Durant’s move obviously created a seismic shift, not only in how it created another NBA superteam, but also in perception of the superstar. Durant was called a traitor and accused of chasing an NBA title — something suggested by none other than Charles Barkley  — instead of remaining loyal to the Oklahoma City Thunder.

Durant admitted on the show that he was “hurt” by the fallout of his decision.

“Once I made the decision, I knew I had to take it on the chin,” Durant said in part, via FOX Sports. “I had to keep rolling with the punches. It upsets me. It upset me coming from, you know, people I spent time with. Obviously they were upset…”

Durant also made some interesting comments on the nature of competition from a personal perspective, differentiating his view from the likes of Michael Jordan.

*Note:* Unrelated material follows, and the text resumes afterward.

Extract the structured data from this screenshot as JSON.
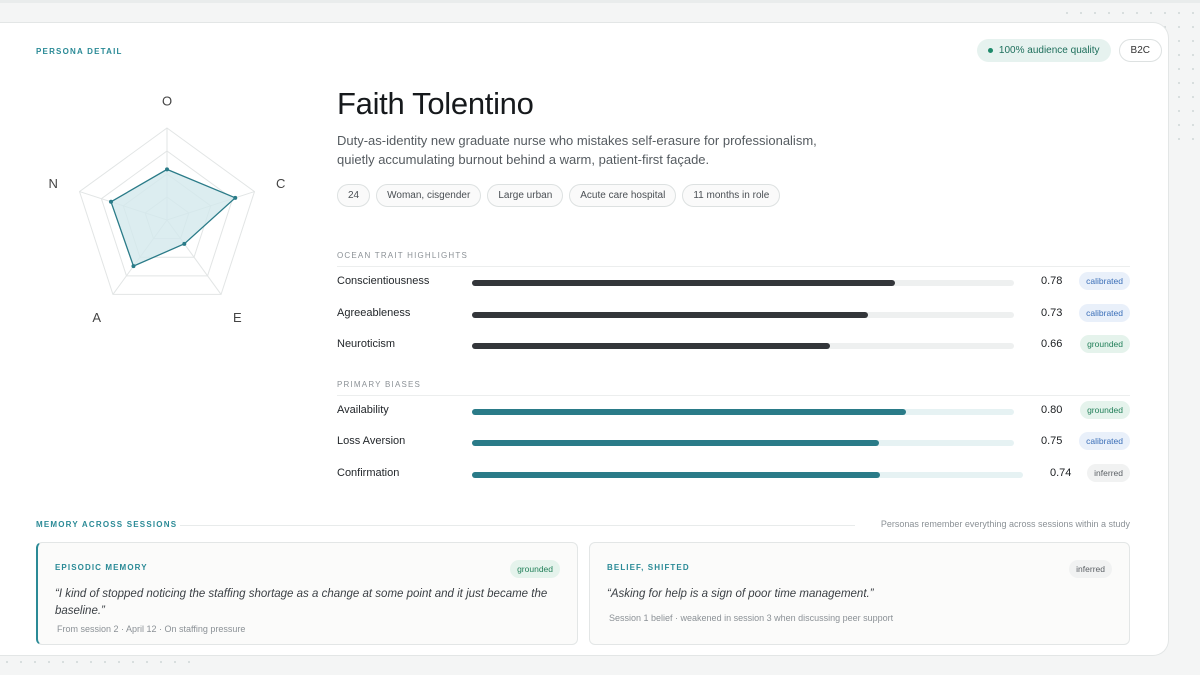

“When you step in between the lines, it’s like that’s when we compete,” Durant said, as transcribed by Dime Mag. “That’s when we’re gonna go at each other, that’s when I’m gonna do what I do in my zone, and that’s when you’re gonna do what you do. But I don’t carry that with me as soon as I step off the court. I don’t care about you that much to try and wanna hate you, you hear what I mean?

“I hear all the time that Michael [Jordan] hated such and such, that Isaiah [Thomas] hated such and such. I’m not thinking about you at home when I’m on my couch, for me to hate you that much. That’s just not who I am, but when we play, I’m not even thinking about you. I’m worried about how I’m gonna dominate.”

Durant’s thoughts on competition more or less illustrate the generational difference between today’s players and those of Jordan’s era. Players like Jordan, Thomas, Magic Johnson, Larry Bird and the like have stated they’d never dream of creating a superteam with their rivals. In today’s NBA, it’s obvious friendships off the court can lead to partnerships on it.